He looked to be in his 40′s and, except for when he took a sip from his can of beer, his monologue was continual, and showed no signs of letting up.
I apologized and told him I had some things I needed to do, but that I’d come out and smoke a cigarette with him later.
Instead, I fell asleep, assured that nothing I could dream would be any weirder than the day had already been.
Posted by jwoestendiek November 18th, 2010 under Muttsblog.
Tags: ace, animals, behavior, bizarre, cape blanco, coast, coastal oregon, coos bay, dog, dog friendly, dog's country, dogs, dogscountry, fishermen, fishing, gold beach, hells angels, human, lodging, motels, ocean view, oregon, pets, pickup truck, polka dotted sheep, port orford, road trip, salmon, spawning, strange, sunset, tourism, travel, traveling with dogs, travels with ace
Leave it to us to be in Arizona when the big news is in North Carolina.
Fearing for the safety of his “dawgs,” a rural North Carolina man called 911 to report he’d had a confrontation with Bigfoot; and the one-sided, slightly slurred conversation with the dispatcher that ensued is worthy of the 911 call Hall of Fame.
Authorities in Cleveland County released a recording of the call, made by Tim Peeler, who claimed to have sighted a 9-to-10 foot tall Bigfoot around his home near Casar.
The area, known as Carpenter’s Knob, is the site of repeated sightings of a similar creature in the 1970s, who locals eventually took to calling “Knobby.”
In the call, Peeler describes a “beast thing” whose presence got his dogs a barkin’.
Operator: What did it look like?
Peeler: It looked like a giant ape with a man’s face. But I was afraid to kill it. And it made a whistling sound. But I just wanted ya’ll to know, I have not shot one or killed one.
Operator: Okay, was there more than one or just the one?
Peeler: Just the one.
Peeler: He was about nine, ten foot tall. With real long arms. And…I’ve had experiences with ‘em before in the deer stand. but this one, somehow, I go out there, it gets gone, I come back in the house it gets there again. And my dog’s is just raising… heck.

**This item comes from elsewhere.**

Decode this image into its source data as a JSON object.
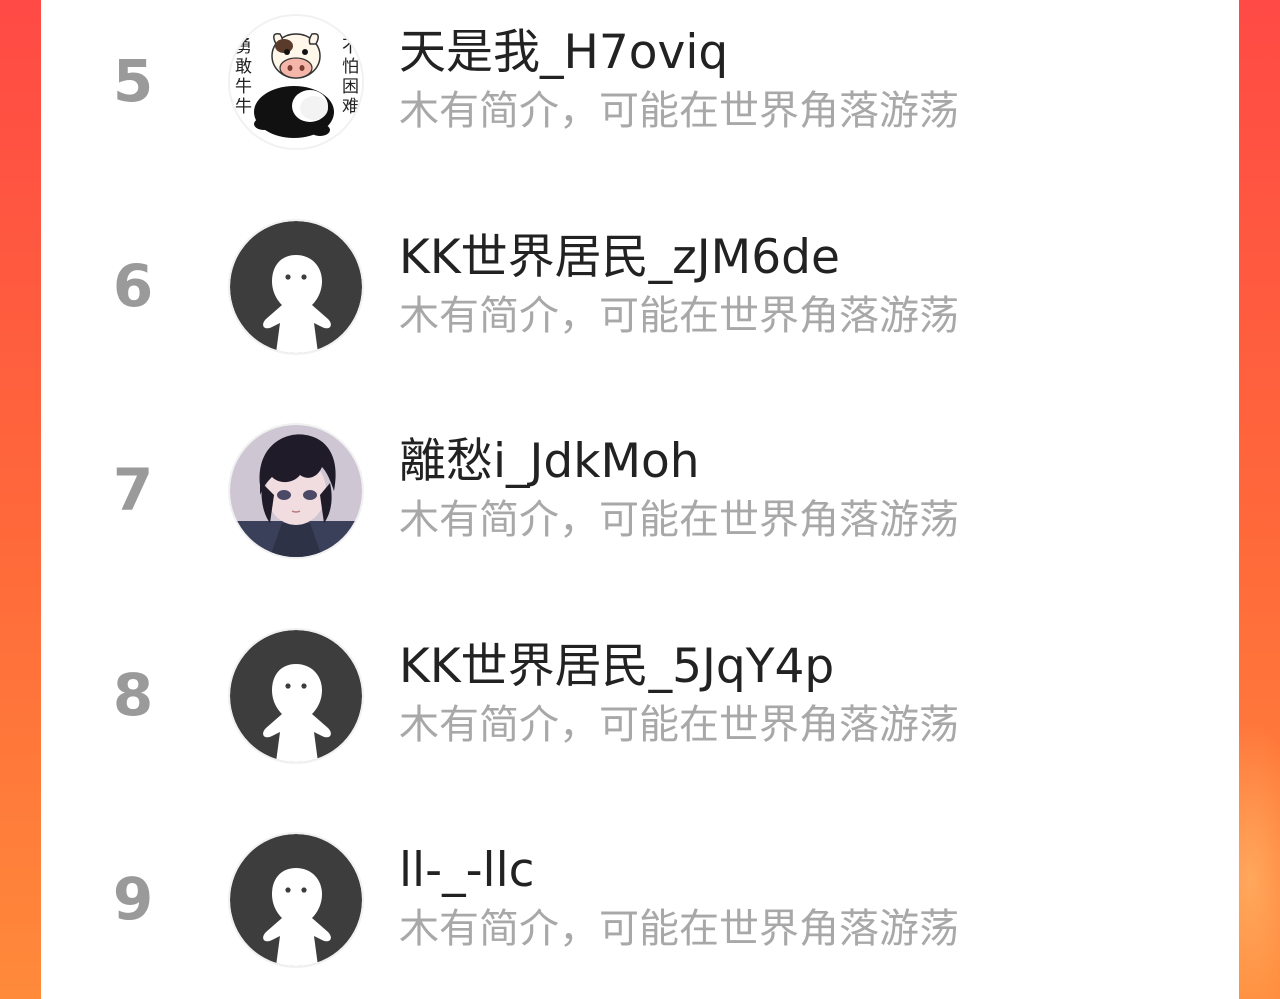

At one point he asks, ”Would I get in any trouble if I shot and killed this beast? This animal or whatever it is? Would I get in any trouble?”
Throughout the call, Peeler seems most concerned about his dogs.
“I got bear dawg, hog dawgs, this thing for some reason tonight is comin’ down messin with my dawgs, tryin’ to get towards my back porch.”
Cleveland County is located west of Charlotte, in the foothills of the Blue Ridge Mountains, an area that’s no stranger to moonshine. We’re not saying Tim’s brewing his own, but … still. Maybe we’ll try and stop for a visit on our way back east.
Posted by jwoestendiek June 21st, 2010 under Muttsblog.
Tags: 9-1-1, 911, animals, audio, bigfoot, call, cleveland county, dawgs, dogs, emergency, knobby, moonshine, news, north carolina, pets, phone, police, recording, sighting, strange, telephone, transcript, video, weird
Debbie Dalton’s Chihuahua is buzzing — and she has no idea why.
Frankie emits what sounds like high-pitched radio signals from his ears, the Associated Press reports.
Dalton’s home in Geneva, Ohio has eleven dogs, but Frankie, she says, stands out from the others, something she realized a couple of months ago.
“Frankie’s walking along the back of the sofa and I got closer and closer and I said ‘Oh my goodness …it’s the dog that’s buzzing.’”
Dalton says the noise doesn’t seem to bother Frankie, and it helps her when she loses track of Frankie outside. All she has to do is listen.
Her vet has no idea what the problem is, says Dalton, who’d like to see it solved.
“(When) he’s sleeping facing me, I have to move because i can hardly hear the TV.”
Posted by jwoestendiek October 17th, 2008 under Muttsblog.
Tags: buzzing, chihuahua, dog, dogs, ears, frankie, geneva, high-pitched sound, news, ohio, pets, radio signal, strange, unusual